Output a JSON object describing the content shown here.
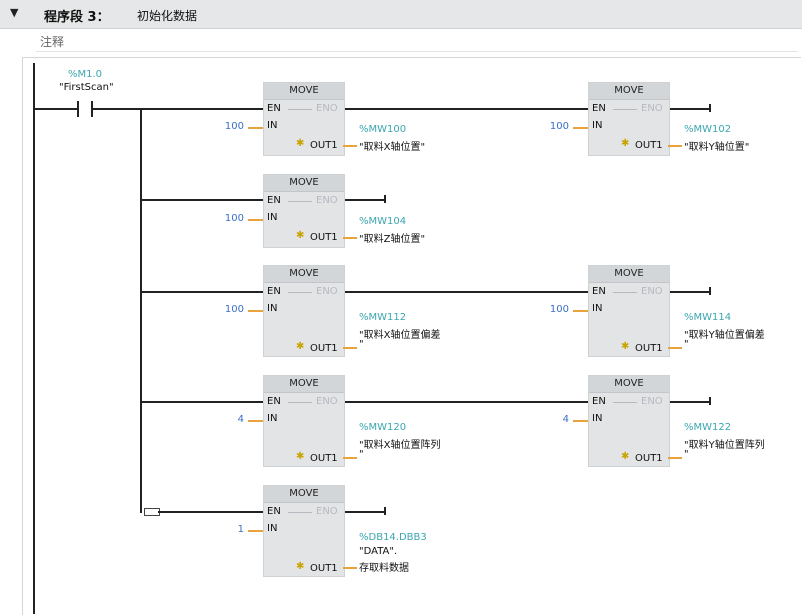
{
  "segment": {
    "collapse_icon": "▼",
    "title": "程序段 3：",
    "name": "初始化数据",
    "comment": "注释"
  },
  "contact": {
    "address": "%M1.0",
    "symbol": "\"FirstScan\""
  },
  "blocks": [
    {
      "title": "MOVE",
      "en": "EN",
      "eno": "ENO",
      "in_pin": "IN",
      "out_pin": "OUT1",
      "in_value": "100",
      "out_address": "%MW100",
      "out_symbol": "\"取料X轴位置\""
    },
    {
      "title": "MOVE",
      "en": "EN",
      "eno": "ENO",
      "in_pin": "IN",
      "out_pin": "OUT1",
      "in_value": "100",
      "out_address": "%MW102",
      "out_symbol": "\"取料Y轴位置\""
    },
    {
      "title": "MOVE",
      "en": "EN",
      "eno": "ENO",
      "in_pin": "IN",
      "out_pin": "OUT1",
      "in_value": "100",
      "out_address": "%MW104",
      "out_symbol": "\"取料Z轴位置\""
    },
    {
      "title": "MOVE",
      "en": "EN",
      "eno": "ENO",
      "in_pin": "IN",
      "out_pin": "OUT1",
      "in_value": "100",
      "out_address": "%MW112",
      "out_symbol": "\"取料X轴位置偏差",
      "out_symbol2": "\""
    },
    {
      "title": "MOVE",
      "en": "EN",
      "eno": "ENO",
      "in_pin": "IN",
      "out_pin": "OUT1",
      "in_value": "100",
      "out_address": "%MW114",
      "out_symbol": "\"取料Y轴位置偏差",
      "out_symbol2": "\""
    },
    {
      "title": "MOVE",
      "en": "EN",
      "eno": "ENO",
      "in_pin": "IN",
      "out_pin": "OUT1",
      "in_value": "4",
      "out_address": "%MW120",
      "out_symbol": "\"取料X轴位置阵列",
      "out_symbol2": "\""
    },
    {
      "title": "MOVE",
      "en": "EN",
      "eno": "ENO",
      "in_pin": "IN",
      "out_pin": "OUT1",
      "in_value": "4",
      "out_address": "%MW122",
      "out_symbol": "\"取料Y轴位置阵列",
      "out_symbol2": "\""
    },
    {
      "title": "MOVE",
      "en": "EN",
      "eno": "ENO",
      "in_pin": "IN",
      "out_pin": "OUT1",
      "in_value": "1",
      "out_address": "%DB14.DBB3",
      "out_symbol": "\"DATA\".",
      "out_symbol2": "存取料数据"
    }
  ]
}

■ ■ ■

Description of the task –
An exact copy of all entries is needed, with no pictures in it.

Result of this exercise –
Output a JSON object describing the content shown here.
{
  "segment": {
    "collapse_icon": "▼",
    "title": "程序段 3：",
    "name": "初始化数据",
    "comment": "注释"
  },
  "contact": {
    "address": "%M1.0",
    "symbol": "\"FirstScan\""
  },
  "blocks": [
    {
      "title": "MOVE",
      "en": "EN",
      "eno": "ENO",
      "in_pin": "IN",
      "out_pin": "OUT1",
      "in_value": "100",
      "out_address": "%MW100",
      "out_symbol": "\"取料X轴位置\""
    },
    {
      "title": "MOVE",
      "en": "EN",
      "eno": "ENO",
      "in_pin": "IN",
      "out_pin": "OUT1",
      "in_value": "100",
      "out_address": "%MW102",
      "out_symbol": "\"取料Y轴位置\""
    },
    {
      "title": "MOVE",
      "en": "EN",
      "eno": "ENO",
      "in_pin": "IN",
      "out_pin": "OUT1",
      "in_value": "100",
      "out_address": "%MW104",
      "out_symbol": "\"取料Z轴位置\""
    },
    {
      "title": "MOVE",
      "en": "EN",
      "eno": "ENO",
      "in_pin": "IN",
      "out_pin": "OUT1",
      "in_value": "100",
      "out_address": "%MW112",
      "out_symbol": "\"取料X轴位置偏差",
      "out_symbol2": "\""
    },
    {
      "title": "MOVE",
      "en": "EN",
      "eno": "ENO",
      "in_pin": "IN",
      "out_pin": "OUT1",
      "in_value": "100",
      "out_address": "%MW114",
      "out_symbol": "\"取料Y轴位置偏差",
      "out_symbol2": "\""
    },
    {
      "title": "MOVE",
      "en": "EN",
      "eno": "ENO",
      "in_pin": "IN",
      "out_pin": "OUT1",
      "in_value": "4",
      "out_address": "%MW120",
      "out_symbol": "\"取料X轴位置阵列",
      "out_symbol2": "\""
    },
    {
      "title": "MOVE",
      "en": "EN",
      "eno": "ENO",
      "in_pin": "IN",
      "out_pin": "OUT1",
      "in_value": "4",
      "out_address": "%MW122",
      "out_symbol": "\"取料Y轴位置阵列",
      "out_symbol2": "\""
    },
    {
      "title": "MOVE",
      "en": "EN",
      "eno": "ENO",
      "in_pin": "IN",
      "out_pin": "OUT1",
      "in_value": "1",
      "out_address": "%DB14.DBB3",
      "out_symbol": "\"DATA\".",
      "out_symbol2": "存取料数据"
    }
  ]
}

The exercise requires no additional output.